Domestic, Global Policies Serve as a Catalyst for Growth of Natural Refrigerants

The regulatory burden on synthetic refrigerants is much stiffer than it ever has been before, which is opening more opportunities for natural refrigerants in the U.S. Lowell Randel, vice president, government and legal affairs for the Global Cold Chain Alliance, said a number of factors are contributing to the growth of natural refrigerants, including the Significant New Alternatives Policy (SNAP) Program, which is authorized under the Clean Air Act and administered by U.S. Environmental Protection Agency, as well as the Montreal Protocol, a multilateral agreement under the United Nations designed to phase out the production of certain substances.

The SNAP program continues the EPA’s phase-out of certain hydrofluorocarbons (HFCs) and hydrochlorofluorocarbons (HCFCs) and looks at substitute chemicals for those currently being used that impact the environment.
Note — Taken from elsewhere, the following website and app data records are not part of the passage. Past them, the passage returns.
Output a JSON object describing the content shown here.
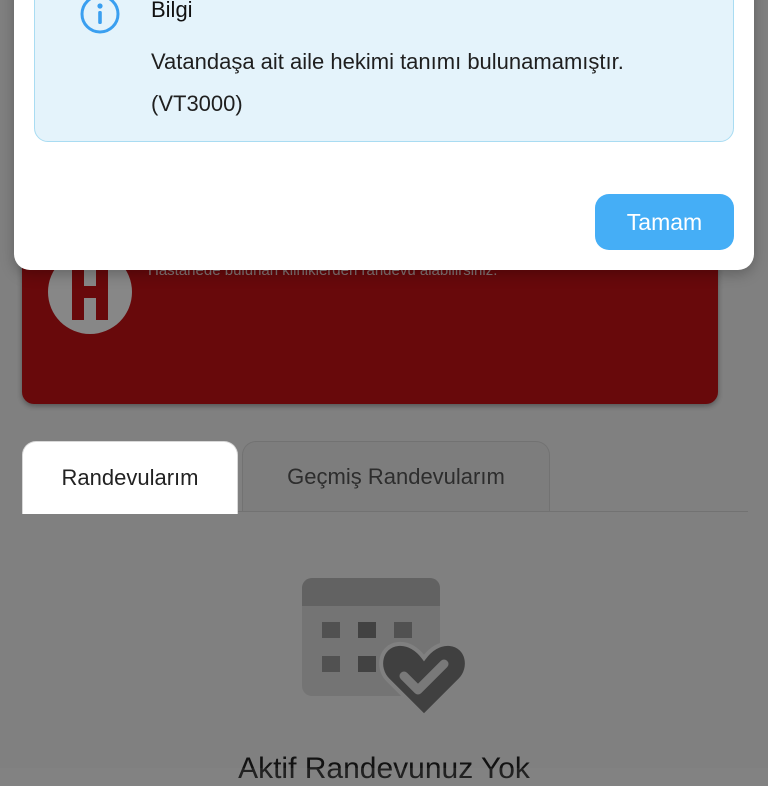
{
  "hospital_card": {
    "description": "Hastanede bulunan kliniklerden randevu alabilirsiniz."
  },
  "tabs": [
    {
      "label": "Randevularım",
      "active": true
    },
    {
      "label": "Geçmiş Randevularım",
      "active": false
    }
  ],
  "empty_state": {
    "text": "Aktif Randevunuz Yok",
    "icon": "calendar-heart-check-icon"
  },
  "dialog": {
    "title": "Bilgi",
    "message": "Vatandaşa ait aile hekimi tanımı bulunamamıştır. (VT3000)",
    "ok_label": "Tamam",
    "icon": "info-icon"
  },
  "colors": {
    "accent": "#45aef6",
    "hospital_card": "#c51115",
    "info_box_bg": "#e4f3fb",
    "info_box_border": "#a9dcf2"
  }
}
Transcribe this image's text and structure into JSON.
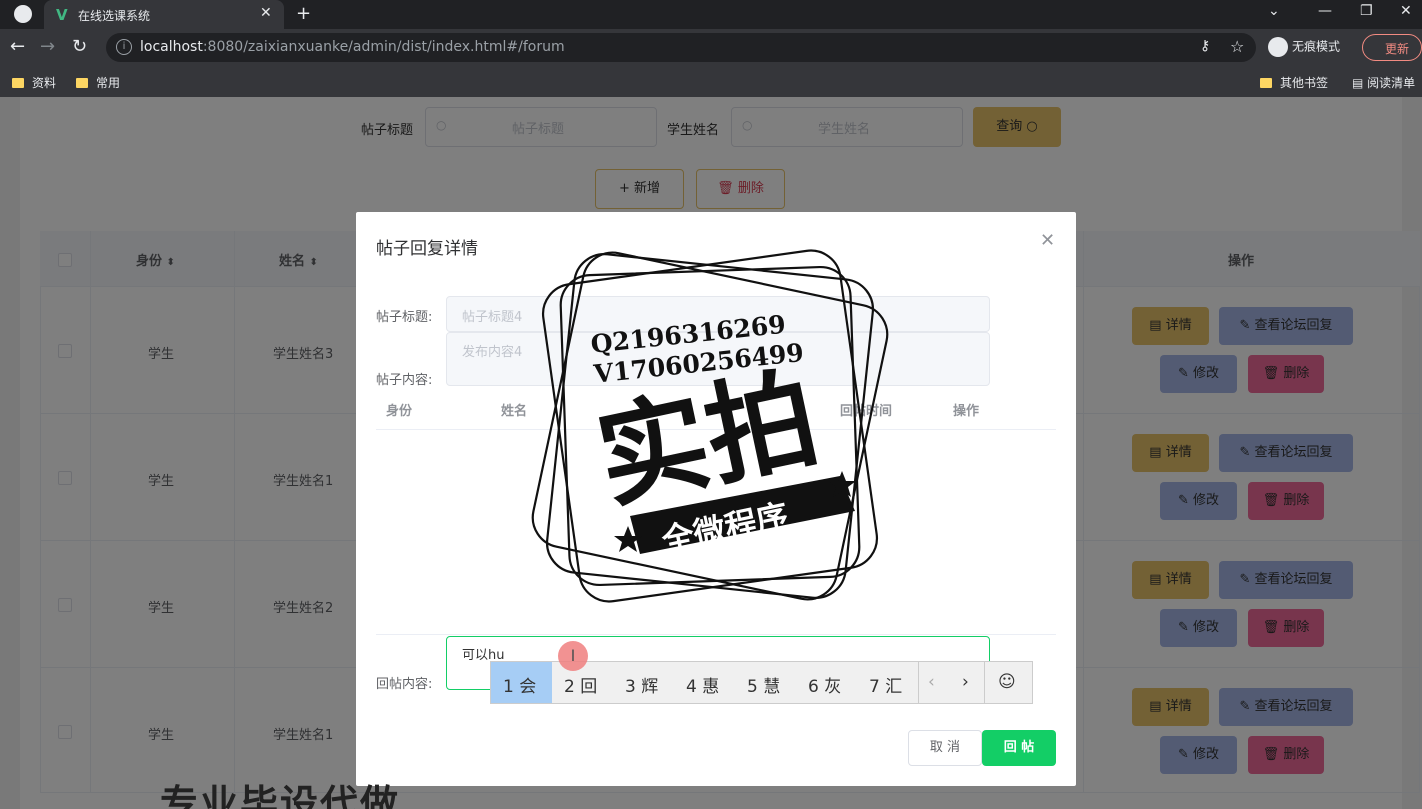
{
  "browser": {
    "tab_title": "在线选课系统",
    "url_host": "localhost",
    "url_rest": ":8080/zaixianxuanke/admin/dist/index.html#/forum",
    "incognito_label": "无痕模式",
    "update_label": "更新",
    "bookmarks": [
      "资料",
      "常用"
    ],
    "bookmarks_right": [
      "其他书签",
      "阅读清单"
    ]
  },
  "search": {
    "title_label": "帖子标题",
    "title_placeholder": "帖子标题",
    "student_label": "学生姓名",
    "student_placeholder": "学生姓名",
    "query_button": "查询"
  },
  "actions": {
    "add_button": "新增",
    "delete_button": "删除"
  },
  "table": {
    "headers": [
      "身份",
      "姓名",
      "操作"
    ],
    "rows": [
      {
        "identity": "学生",
        "name": "学生姓名3"
      },
      {
        "identity": "学生",
        "name": "学生姓名1"
      },
      {
        "identity": "学生",
        "name": "学生姓名2"
      },
      {
        "identity": "学生",
        "name": "学生姓名1"
      }
    ],
    "row_buttons": {
      "detail": "详情",
      "view_reply": "查看论坛回复",
      "edit": "修改",
      "delete": "删除"
    }
  },
  "dialog": {
    "title": "帖子回复详情",
    "post_title_label": "帖子标题:",
    "post_title_value": "帖子标题4",
    "post_content_label": "帖子内容:",
    "post_content_value": "发布内容4",
    "sub_headers": [
      "身份",
      "姓名",
      "回帖时间",
      "操作"
    ],
    "reply_label": "回帖内容:",
    "reply_value": "可以hu",
    "cancel_button": "取 消",
    "submit_button": "回 帖"
  },
  "ime": {
    "candidates": [
      "1 会",
      "2 回",
      "3 辉",
      "4 惠",
      "5 慧",
      "6 灰",
      "7 汇"
    ]
  },
  "watermark": {
    "line1": "Q2196316269",
    "line2": "V17060256499",
    "big": "实拍",
    "banner": "全微程序"
  },
  "overlay_caption": "专业毕设代做",
  "colors": {
    "primary_yellow": "#e6c26a",
    "blue": "#a6b7e6",
    "pink": "#f06a9a",
    "green": "#13ce66"
  }
}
SNAP is a dynamic program, so the list of alternative chemicals it provides can change.

“It can evolve as policies evolve. Things that were acceptable in the past may not be [acceptable now],” Randel said. “There is a list but that list will change as new chemicals and substances are developed.”
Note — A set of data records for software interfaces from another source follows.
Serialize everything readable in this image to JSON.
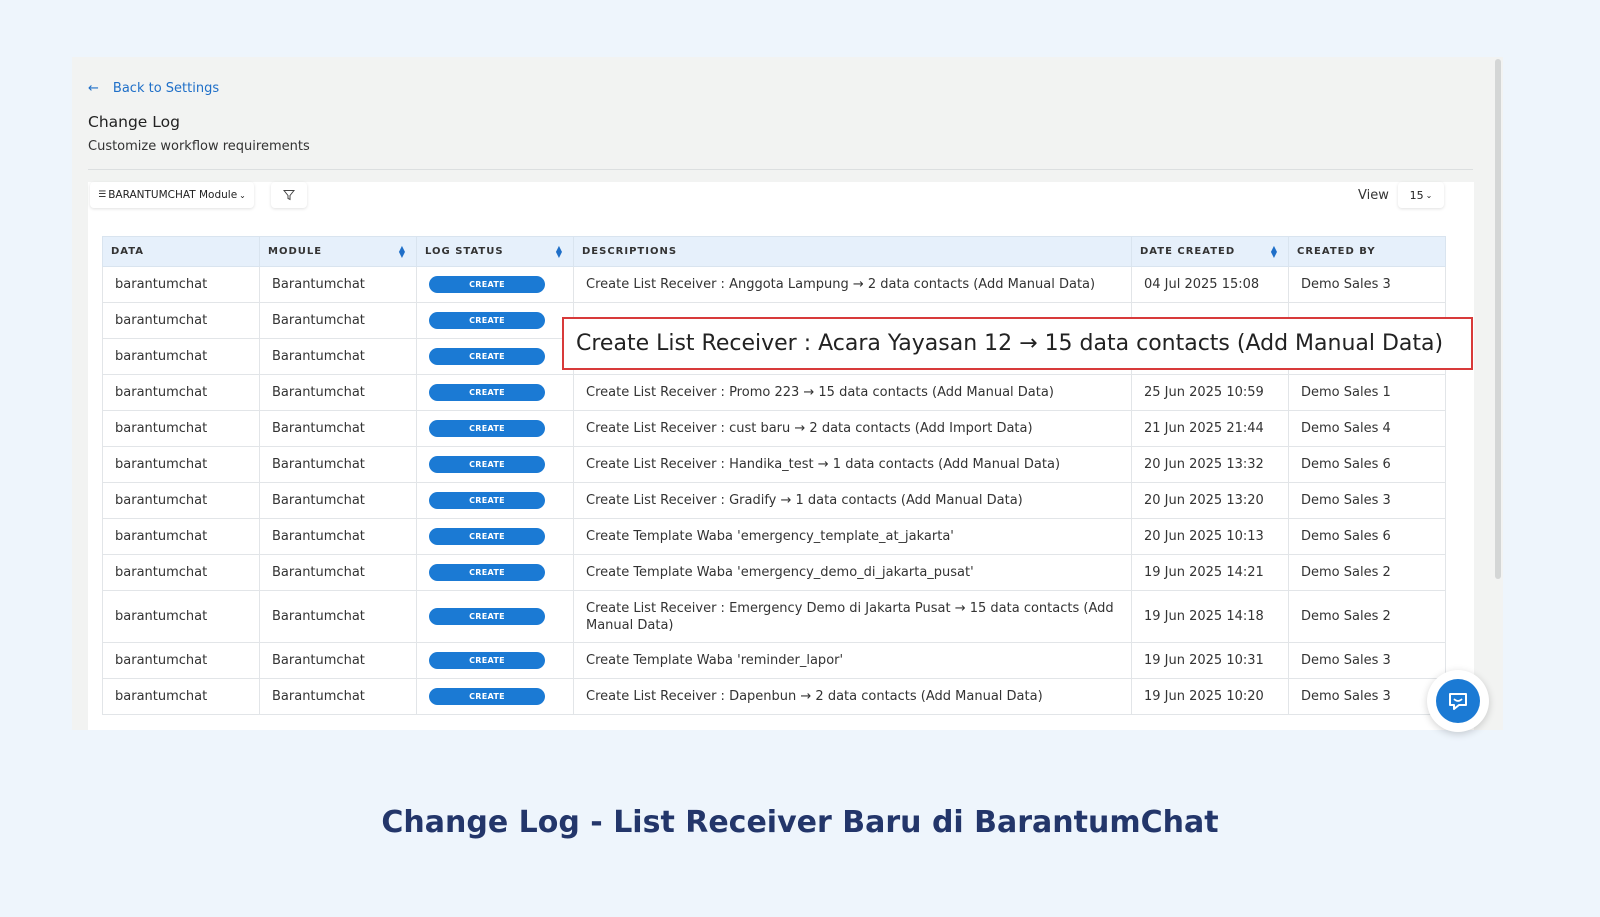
{
  "back_link": "Back to Settings",
  "page": {
    "title": "Change Log",
    "subtitle": "Customize workflow requirements"
  },
  "toolbar": {
    "module_select": "BARANTUMCHAT Module",
    "view_label": "View",
    "view_value": "15"
  },
  "table": {
    "headers": [
      "DATA",
      "MODULE",
      "LOG STATUS",
      "DESCRIPTIONS",
      "DATE CREATED",
      "CREATED BY"
    ],
    "rows": [
      {
        "data": "barantumchat",
        "module": "Barantumchat",
        "status": "CREATE",
        "desc": "Create List Receiver : Anggota Lampung → 2 data contacts (Add Manual Data)",
        "date": "04 Jul 2025 15:08",
        "by": "Demo Sales 3"
      },
      {
        "data": "barantumchat",
        "module": "Barantumchat",
        "status": "CREATE",
        "desc": "",
        "date": "",
        "by": ""
      },
      {
        "data": "barantumchat",
        "module": "Barantumchat",
        "status": "CREATE",
        "desc": "",
        "date": "",
        "by": ""
      },
      {
        "data": "barantumchat",
        "module": "Barantumchat",
        "status": "CREATE",
        "desc": "Create List Receiver : Promo 223 → 15 data contacts (Add Manual Data)",
        "date": "25 Jun 2025 10:59",
        "by": "Demo Sales 1"
      },
      {
        "data": "barantumchat",
        "module": "Barantumchat",
        "status": "CREATE",
        "desc": "Create List Receiver : cust baru → 2 data contacts (Add Import Data)",
        "date": "21 Jun 2025 21:44",
        "by": "Demo Sales 4"
      },
      {
        "data": "barantumchat",
        "module": "Barantumchat",
        "status": "CREATE",
        "desc": "Create List Receiver : Handika_test → 1 data contacts (Add Manual Data)",
        "date": "20 Jun 2025 13:32",
        "by": "Demo Sales 6"
      },
      {
        "data": "barantumchat",
        "module": "Barantumchat",
        "status": "CREATE",
        "desc": "Create List Receiver : Gradify → 1 data contacts (Add Manual Data)",
        "date": "20 Jun 2025 13:20",
        "by": "Demo Sales 3"
      },
      {
        "data": "barantumchat",
        "module": "Barantumchat",
        "status": "CREATE",
        "desc": "Create Template Waba 'emergency_template_at_jakarta'",
        "date": "20 Jun 2025 10:13",
        "by": "Demo Sales 6"
      },
      {
        "data": "barantumchat",
        "module": "Barantumchat",
        "status": "CREATE",
        "desc": "Create Template Waba 'emergency_demo_di_jakarta_pusat'",
        "date": "19 Jun 2025 14:21",
        "by": "Demo Sales 2"
      },
      {
        "data": "barantumchat",
        "module": "Barantumchat",
        "status": "CREATE",
        "desc": "Create List Receiver : Emergency Demo di Jakarta Pusat → 15 data contacts (Add Manual Data)",
        "date": "19 Jun 2025 14:18",
        "by": "Demo Sales 2"
      },
      {
        "data": "barantumchat",
        "module": "Barantumchat",
        "status": "CREATE",
        "desc": "Create Template Waba 'reminder_lapor'",
        "date": "19 Jun 2025 10:31",
        "by": "Demo Sales 3"
      },
      {
        "data": "barantumchat",
        "module": "Barantumchat",
        "status": "CREATE",
        "desc": "Create List Receiver : Dapenbun → 2 data contacts (Add Manual Data)",
        "date": "19 Jun 2025 10:20",
        "by": "Demo Sales 3"
      }
    ]
  },
  "highlight": "Create List Receiver : Acara Yayasan 12 → 15 data contacts (Add Manual Data)",
  "caption": "Change Log - List Receiver Baru di BarantumChat",
  "colors": {
    "accent": "#1b7ad4",
    "highlight_border": "#d83a3a",
    "caption": "#23366a"
  },
  "icons": [
    "arrow-left-icon",
    "filter-lines-icon",
    "chevron-down-icon",
    "funnel-icon",
    "sort-icon",
    "chat-bubble-icon"
  ]
}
Currently, SNAP is moving its focus to global warming from ozone depletion, including HFCs. “With that transition you’re going to see more changes to the list where they’re going to be removing HFCs due to higher global warming potentials,” Randel said.
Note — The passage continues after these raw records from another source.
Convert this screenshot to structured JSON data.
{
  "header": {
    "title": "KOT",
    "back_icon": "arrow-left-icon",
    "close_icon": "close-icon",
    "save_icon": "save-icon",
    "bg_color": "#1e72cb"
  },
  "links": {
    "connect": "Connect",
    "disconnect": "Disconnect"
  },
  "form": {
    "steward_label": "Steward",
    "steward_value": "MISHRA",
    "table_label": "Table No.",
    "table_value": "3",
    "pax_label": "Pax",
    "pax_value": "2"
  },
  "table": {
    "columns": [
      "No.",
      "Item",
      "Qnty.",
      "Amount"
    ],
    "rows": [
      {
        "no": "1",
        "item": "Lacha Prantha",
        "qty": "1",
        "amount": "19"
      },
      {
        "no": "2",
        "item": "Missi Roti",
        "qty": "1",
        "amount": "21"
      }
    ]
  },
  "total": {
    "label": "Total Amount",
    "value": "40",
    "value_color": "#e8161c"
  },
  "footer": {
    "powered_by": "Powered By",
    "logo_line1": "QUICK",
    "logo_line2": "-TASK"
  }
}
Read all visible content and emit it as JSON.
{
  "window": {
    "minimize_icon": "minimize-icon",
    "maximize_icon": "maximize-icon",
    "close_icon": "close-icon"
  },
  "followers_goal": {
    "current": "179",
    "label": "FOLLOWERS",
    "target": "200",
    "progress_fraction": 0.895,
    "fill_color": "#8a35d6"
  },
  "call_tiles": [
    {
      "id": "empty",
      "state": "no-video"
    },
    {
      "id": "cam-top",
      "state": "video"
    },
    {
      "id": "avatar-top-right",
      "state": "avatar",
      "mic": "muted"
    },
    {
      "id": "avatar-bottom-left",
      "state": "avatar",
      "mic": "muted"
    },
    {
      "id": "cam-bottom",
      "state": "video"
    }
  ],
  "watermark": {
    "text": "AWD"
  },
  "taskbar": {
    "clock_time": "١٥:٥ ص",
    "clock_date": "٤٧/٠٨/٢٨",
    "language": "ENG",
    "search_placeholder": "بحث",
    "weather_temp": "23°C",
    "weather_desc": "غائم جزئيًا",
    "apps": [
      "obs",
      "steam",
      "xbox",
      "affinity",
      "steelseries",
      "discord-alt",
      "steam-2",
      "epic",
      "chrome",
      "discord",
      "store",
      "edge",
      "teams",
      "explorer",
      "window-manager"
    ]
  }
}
Randel said HFCs with various levels of global warming potential have a higher potential to be phased out of SNAP first. “Then potentially you’ll see that expand to HFCs with lower global warming potentials. I think it is a matter of when – and not if – you’re going to see those global warming HFCs be phased out,” he explained.

R-22 is already among the chemicals being phased out and the EPA has called for an end to R-22 production by 2020. “Because R-22 is on its way out, this would say, ‘Here are alternatives that are appropriate,’” Randel said, adding that ammonia will be an acceptable alternative. “We know that ammonia does not deplete the ozone and it doesn’t cause global warming. It will be one of those options that will not be taken off of the list because of global warming.”

The Montreal Protocol is also contributing to the growth of natural refrigerants. “You’ve got all of these countries that have come together and agreed to the Montreal Protocol and said things like R-22 has to go away,” Randel said. “Now there are efforts to expand the Montreal Protocol to include HFCs.”

During recent meetings to lay out a plan on how to incorporate HFCs into the Montreal Protocol, there was consensus that 2016 is an important year for outlining how that would occur. “There will be meetings this year to put together this framework of incorporating HFCs into the Montreal Protocol. Their goal is to have that plan in place by the end of the year,” Randel said.

However, things tend to move slowly with multilateral agreements, Randel said. “Some [countries] are more hesitant to limit HFCs because they feel they wouldn’t be able to transition as efficiently as some other countries,” he said.

Within the Montreal Protocol, the United States has been one of the chief proponents of phasing out HFCs, and there is a North American Amendment, with the U.S. and Canada leading the charge.

Regardless of the speed with which the Montreal Protocol moves, Randel said President Obama could try to accelerate the United States’ move away from HFCs during his last year in office. “That could bring more changes to SNAP or other policies that would move in that direction,” he said.

In November, EPA published a Notice of Proposed Rulemaking entitled “Protection of Stratospheric Ozone: Update to the Refrigerant Management Requirements under Section 608 of the Clean Air Act.” That proposal is another step towards implementing the Obama administration’s Climate Action Plan. The proposed rule is designed to cut carbon pollution and reduce the use and emissions of substances that deplete Earth’s ozone and contribute to global warming.

Randel said that overall, the industry is recognizing the policy shift on HFCs and is looking at how that transition can be done in a way that causes the minimum number of disruptions.